▶ Source information:
-*-
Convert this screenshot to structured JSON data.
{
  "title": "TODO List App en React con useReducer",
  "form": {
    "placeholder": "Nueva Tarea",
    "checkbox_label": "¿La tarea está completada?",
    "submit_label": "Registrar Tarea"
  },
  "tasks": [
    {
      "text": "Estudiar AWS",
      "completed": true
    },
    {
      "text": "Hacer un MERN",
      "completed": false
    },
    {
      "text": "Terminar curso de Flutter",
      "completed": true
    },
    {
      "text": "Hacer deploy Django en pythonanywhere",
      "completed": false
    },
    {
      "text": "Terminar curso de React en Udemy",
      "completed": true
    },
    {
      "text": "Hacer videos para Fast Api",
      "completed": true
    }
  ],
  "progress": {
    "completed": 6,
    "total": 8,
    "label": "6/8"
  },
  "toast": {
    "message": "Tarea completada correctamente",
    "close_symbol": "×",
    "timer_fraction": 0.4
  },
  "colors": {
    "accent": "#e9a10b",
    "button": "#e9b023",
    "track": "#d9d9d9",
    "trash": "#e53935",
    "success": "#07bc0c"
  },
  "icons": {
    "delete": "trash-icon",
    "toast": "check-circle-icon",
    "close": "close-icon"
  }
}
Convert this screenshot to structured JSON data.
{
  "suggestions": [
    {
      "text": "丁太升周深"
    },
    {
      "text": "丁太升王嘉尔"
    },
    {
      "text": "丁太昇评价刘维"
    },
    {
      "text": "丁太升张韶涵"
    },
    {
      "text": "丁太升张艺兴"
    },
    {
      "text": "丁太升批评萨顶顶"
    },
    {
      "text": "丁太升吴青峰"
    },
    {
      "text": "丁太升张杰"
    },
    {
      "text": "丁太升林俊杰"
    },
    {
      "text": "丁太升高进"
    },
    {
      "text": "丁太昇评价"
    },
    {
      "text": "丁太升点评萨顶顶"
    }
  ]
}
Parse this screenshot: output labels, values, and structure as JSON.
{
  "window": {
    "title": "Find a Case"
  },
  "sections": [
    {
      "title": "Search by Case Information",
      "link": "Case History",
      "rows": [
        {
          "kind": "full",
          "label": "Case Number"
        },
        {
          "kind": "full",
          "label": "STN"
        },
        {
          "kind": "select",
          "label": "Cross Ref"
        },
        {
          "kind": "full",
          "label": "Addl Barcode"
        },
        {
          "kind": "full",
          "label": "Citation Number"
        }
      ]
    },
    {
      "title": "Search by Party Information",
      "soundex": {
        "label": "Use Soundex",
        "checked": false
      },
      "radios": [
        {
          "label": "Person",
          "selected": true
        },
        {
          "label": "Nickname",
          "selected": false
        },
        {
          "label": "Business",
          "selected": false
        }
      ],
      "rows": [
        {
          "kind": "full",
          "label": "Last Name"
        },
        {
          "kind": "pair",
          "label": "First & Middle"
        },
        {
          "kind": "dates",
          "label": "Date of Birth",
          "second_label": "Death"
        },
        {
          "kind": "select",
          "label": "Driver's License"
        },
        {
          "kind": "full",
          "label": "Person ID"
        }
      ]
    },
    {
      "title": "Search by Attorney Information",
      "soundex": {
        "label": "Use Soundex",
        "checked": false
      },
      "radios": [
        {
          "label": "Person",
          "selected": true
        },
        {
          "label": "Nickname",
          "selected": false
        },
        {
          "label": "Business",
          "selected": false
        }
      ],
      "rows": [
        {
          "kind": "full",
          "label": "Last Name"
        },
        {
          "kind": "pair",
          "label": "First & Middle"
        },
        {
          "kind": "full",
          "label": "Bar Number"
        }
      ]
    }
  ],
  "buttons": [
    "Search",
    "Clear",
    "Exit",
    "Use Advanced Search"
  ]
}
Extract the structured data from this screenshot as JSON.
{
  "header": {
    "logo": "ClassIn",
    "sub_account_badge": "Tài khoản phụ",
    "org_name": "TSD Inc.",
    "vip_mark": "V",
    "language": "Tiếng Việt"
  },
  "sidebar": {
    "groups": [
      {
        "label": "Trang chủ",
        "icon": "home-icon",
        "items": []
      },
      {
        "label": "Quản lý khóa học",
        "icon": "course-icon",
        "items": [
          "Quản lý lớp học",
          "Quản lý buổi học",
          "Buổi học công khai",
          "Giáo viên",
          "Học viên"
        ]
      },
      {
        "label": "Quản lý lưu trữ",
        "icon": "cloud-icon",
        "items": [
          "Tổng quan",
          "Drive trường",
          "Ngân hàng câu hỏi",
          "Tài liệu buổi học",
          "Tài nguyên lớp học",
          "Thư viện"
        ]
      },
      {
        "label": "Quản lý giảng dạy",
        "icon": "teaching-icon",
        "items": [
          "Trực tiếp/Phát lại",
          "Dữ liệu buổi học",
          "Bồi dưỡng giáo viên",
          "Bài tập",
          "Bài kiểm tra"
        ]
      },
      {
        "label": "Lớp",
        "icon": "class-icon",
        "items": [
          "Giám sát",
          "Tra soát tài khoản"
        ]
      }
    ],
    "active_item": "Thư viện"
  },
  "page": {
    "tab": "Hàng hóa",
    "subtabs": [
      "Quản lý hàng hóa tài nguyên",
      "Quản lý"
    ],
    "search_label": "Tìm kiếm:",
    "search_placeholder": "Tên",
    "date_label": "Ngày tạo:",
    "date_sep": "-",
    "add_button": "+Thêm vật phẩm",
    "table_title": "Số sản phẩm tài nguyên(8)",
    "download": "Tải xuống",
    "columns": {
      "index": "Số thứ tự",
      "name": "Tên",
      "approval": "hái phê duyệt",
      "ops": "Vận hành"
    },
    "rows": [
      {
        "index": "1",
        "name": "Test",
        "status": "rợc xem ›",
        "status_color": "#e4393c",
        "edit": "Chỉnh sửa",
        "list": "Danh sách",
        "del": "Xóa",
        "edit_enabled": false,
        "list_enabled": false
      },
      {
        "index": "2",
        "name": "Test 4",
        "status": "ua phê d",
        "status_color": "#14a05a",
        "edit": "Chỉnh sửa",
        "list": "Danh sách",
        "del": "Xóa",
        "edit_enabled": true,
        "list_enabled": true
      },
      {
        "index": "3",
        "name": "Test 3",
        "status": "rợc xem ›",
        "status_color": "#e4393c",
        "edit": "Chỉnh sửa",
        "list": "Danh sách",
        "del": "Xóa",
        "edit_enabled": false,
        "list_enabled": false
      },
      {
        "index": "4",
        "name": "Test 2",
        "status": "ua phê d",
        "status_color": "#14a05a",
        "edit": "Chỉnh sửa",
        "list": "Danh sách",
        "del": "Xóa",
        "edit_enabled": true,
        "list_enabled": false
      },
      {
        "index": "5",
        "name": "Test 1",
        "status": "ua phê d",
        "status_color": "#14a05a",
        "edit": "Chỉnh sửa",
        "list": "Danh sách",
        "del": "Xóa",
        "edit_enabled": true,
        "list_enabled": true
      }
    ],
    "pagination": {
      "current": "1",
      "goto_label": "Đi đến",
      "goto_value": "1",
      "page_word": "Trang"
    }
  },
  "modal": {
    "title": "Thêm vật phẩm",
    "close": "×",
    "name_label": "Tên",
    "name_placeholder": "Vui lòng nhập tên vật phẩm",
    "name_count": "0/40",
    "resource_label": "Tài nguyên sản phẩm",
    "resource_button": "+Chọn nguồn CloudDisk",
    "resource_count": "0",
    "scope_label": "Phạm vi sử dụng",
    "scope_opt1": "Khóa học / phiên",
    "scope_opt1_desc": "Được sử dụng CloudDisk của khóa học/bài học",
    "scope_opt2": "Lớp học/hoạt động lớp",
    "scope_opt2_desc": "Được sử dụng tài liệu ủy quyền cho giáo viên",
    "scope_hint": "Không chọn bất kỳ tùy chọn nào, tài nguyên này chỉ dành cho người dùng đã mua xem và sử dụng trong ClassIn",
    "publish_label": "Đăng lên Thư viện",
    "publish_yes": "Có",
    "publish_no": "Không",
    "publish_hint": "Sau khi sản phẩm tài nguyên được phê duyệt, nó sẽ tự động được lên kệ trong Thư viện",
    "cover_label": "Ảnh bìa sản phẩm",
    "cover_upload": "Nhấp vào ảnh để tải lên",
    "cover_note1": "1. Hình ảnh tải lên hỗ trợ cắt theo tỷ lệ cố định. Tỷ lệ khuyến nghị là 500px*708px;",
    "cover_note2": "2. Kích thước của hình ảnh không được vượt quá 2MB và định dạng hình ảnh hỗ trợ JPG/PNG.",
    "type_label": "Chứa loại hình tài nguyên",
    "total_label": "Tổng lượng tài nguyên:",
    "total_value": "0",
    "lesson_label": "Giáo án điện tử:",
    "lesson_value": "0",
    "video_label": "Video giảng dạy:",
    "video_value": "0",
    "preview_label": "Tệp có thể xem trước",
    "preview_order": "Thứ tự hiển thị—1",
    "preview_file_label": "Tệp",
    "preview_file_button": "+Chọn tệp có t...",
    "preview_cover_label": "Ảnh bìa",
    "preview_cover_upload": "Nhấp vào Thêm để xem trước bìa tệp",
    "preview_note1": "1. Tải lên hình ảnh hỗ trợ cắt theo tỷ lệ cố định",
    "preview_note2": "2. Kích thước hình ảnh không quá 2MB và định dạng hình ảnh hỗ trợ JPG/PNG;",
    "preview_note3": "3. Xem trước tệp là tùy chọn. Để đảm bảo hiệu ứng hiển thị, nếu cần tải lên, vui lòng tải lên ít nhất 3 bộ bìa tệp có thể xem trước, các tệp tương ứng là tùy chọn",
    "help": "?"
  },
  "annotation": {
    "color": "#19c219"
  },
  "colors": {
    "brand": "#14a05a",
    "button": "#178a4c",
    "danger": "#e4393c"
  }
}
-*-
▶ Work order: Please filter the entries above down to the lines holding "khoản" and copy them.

▶ Output below:
    "sub_account_badge": "Tài khoản phụ",
          "Tra soát tài khoản"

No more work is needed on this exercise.